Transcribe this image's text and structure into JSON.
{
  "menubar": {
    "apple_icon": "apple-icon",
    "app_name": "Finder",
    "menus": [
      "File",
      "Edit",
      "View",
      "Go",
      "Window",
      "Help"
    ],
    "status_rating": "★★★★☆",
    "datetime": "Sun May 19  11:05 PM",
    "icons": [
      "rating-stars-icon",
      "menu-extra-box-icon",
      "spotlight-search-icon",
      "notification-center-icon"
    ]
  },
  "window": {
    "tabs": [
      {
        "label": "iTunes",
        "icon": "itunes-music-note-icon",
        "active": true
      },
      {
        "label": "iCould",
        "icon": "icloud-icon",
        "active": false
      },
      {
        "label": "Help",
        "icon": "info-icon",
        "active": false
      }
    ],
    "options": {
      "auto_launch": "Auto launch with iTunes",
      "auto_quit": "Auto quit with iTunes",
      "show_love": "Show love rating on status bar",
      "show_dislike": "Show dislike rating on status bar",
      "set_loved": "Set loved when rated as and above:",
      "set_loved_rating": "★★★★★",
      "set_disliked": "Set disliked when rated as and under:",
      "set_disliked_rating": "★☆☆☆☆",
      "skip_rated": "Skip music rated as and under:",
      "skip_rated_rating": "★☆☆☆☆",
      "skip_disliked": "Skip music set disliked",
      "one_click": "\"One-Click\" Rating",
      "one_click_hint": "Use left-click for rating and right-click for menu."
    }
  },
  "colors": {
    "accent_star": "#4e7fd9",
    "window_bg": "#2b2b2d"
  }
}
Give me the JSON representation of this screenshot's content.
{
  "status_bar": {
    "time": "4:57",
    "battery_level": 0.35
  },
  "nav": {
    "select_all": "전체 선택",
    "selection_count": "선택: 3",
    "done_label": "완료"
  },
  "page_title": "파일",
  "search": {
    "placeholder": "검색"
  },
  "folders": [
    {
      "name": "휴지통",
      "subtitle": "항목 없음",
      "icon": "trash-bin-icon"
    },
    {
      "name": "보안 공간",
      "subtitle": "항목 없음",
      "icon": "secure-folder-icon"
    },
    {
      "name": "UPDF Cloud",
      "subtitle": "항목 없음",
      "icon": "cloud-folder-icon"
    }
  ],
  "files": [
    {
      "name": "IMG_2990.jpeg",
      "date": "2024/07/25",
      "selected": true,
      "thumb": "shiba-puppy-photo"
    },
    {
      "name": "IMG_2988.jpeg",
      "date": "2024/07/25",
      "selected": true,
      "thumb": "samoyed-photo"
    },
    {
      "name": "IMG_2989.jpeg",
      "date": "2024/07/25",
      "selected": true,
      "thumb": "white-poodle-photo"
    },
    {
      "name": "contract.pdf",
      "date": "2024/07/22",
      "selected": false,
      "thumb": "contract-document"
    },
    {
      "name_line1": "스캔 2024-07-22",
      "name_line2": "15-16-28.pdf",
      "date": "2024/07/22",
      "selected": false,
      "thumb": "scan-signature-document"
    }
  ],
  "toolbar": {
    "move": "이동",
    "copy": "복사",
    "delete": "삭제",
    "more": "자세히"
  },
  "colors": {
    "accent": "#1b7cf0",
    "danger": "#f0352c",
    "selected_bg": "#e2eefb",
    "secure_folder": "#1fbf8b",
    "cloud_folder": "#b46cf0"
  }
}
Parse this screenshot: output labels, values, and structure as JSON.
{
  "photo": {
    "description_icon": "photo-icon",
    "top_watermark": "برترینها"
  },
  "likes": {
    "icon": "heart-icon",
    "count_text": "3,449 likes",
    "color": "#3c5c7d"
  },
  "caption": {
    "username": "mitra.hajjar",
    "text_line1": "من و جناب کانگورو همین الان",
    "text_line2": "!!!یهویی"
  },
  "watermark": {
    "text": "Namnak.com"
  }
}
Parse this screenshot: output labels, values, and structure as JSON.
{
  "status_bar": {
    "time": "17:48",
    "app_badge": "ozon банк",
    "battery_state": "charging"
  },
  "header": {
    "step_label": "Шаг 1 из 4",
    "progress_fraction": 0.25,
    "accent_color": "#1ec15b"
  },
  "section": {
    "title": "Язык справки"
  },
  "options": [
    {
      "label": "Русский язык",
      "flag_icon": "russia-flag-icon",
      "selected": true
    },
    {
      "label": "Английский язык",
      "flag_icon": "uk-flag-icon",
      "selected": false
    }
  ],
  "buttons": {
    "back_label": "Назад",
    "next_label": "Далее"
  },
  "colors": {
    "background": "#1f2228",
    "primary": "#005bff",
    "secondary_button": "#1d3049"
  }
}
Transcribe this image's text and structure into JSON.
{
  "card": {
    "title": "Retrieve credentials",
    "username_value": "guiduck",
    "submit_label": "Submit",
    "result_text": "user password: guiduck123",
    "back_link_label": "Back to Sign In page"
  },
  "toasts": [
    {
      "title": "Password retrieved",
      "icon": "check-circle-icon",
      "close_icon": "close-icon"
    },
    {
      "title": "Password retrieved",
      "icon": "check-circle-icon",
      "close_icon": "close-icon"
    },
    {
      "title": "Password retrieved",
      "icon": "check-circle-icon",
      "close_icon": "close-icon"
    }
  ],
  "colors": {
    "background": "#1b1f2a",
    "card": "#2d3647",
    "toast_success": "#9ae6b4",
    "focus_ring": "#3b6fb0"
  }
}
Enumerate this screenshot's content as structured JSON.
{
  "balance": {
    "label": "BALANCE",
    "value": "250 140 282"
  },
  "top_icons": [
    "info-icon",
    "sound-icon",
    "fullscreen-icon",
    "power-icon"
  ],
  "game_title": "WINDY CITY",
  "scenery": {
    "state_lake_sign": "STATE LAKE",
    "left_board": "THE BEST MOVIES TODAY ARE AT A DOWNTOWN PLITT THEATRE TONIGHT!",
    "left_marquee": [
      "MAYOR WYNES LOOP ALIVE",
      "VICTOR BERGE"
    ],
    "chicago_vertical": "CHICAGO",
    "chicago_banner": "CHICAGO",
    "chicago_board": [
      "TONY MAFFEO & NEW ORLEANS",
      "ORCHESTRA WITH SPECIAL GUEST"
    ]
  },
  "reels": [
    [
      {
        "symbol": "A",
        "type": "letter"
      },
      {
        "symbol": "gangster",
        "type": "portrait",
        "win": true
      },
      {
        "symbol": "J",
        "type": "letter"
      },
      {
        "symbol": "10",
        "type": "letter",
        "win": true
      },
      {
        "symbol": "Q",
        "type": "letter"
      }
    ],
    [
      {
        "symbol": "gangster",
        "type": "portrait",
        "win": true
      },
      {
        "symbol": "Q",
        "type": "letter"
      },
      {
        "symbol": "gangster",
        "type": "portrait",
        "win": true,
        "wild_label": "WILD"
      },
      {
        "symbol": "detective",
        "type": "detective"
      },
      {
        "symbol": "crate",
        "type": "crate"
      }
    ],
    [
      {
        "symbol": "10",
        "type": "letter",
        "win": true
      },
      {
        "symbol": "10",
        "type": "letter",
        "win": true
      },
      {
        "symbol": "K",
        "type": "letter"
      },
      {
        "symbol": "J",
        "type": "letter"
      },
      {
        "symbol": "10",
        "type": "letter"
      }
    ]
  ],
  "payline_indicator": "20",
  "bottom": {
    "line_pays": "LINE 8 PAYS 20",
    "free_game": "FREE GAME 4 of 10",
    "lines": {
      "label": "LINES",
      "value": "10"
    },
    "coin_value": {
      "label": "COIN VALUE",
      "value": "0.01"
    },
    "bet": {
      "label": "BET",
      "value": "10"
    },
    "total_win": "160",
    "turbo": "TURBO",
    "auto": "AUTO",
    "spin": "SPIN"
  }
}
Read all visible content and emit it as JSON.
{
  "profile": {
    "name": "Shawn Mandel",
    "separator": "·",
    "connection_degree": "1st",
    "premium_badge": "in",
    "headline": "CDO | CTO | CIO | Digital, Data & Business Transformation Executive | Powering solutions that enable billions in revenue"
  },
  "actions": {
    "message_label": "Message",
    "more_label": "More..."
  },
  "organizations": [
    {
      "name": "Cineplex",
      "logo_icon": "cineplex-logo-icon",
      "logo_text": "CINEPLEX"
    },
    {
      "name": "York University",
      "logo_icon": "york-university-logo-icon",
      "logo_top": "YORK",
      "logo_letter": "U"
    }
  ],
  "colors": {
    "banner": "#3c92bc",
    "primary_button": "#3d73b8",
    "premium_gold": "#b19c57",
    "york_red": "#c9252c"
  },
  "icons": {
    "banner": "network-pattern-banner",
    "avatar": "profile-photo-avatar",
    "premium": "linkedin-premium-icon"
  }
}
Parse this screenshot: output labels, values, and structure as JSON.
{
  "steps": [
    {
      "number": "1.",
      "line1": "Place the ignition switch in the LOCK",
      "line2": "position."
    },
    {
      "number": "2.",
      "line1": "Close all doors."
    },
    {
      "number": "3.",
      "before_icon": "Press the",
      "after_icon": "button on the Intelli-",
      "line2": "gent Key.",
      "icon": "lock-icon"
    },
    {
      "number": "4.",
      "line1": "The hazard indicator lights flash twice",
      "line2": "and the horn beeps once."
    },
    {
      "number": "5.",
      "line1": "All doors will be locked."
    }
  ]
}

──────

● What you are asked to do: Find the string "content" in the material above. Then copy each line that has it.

● Answer space:
Give me the JSON representation of this screenshot's content.
Enumerate this screenshot's content as structured JSON.
Read all visible content and emit it as JSON.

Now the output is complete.